─── Supplied records ───

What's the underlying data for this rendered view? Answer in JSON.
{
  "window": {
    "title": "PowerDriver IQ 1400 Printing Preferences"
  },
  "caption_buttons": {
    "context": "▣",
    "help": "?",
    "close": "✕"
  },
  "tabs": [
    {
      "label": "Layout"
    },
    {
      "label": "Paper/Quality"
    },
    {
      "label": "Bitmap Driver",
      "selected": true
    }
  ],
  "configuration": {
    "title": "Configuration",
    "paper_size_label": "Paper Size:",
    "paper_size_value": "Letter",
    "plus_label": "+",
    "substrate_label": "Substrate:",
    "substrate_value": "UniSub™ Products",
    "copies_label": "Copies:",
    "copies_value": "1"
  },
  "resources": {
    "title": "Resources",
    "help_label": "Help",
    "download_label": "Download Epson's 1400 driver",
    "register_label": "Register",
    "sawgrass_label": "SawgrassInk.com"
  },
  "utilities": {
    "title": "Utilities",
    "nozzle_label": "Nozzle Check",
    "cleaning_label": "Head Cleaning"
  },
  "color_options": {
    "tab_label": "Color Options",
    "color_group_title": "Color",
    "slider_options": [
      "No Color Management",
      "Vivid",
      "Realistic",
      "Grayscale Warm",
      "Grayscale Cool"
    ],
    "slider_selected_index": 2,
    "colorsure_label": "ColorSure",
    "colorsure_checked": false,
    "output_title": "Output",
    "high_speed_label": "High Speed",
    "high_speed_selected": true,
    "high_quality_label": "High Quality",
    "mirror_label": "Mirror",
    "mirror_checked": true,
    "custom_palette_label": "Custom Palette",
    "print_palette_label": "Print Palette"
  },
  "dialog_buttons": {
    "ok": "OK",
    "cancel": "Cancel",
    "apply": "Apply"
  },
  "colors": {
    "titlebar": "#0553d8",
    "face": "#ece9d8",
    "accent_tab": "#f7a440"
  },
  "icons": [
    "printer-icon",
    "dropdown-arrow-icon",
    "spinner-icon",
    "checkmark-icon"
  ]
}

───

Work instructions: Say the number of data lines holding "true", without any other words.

Written solution: 3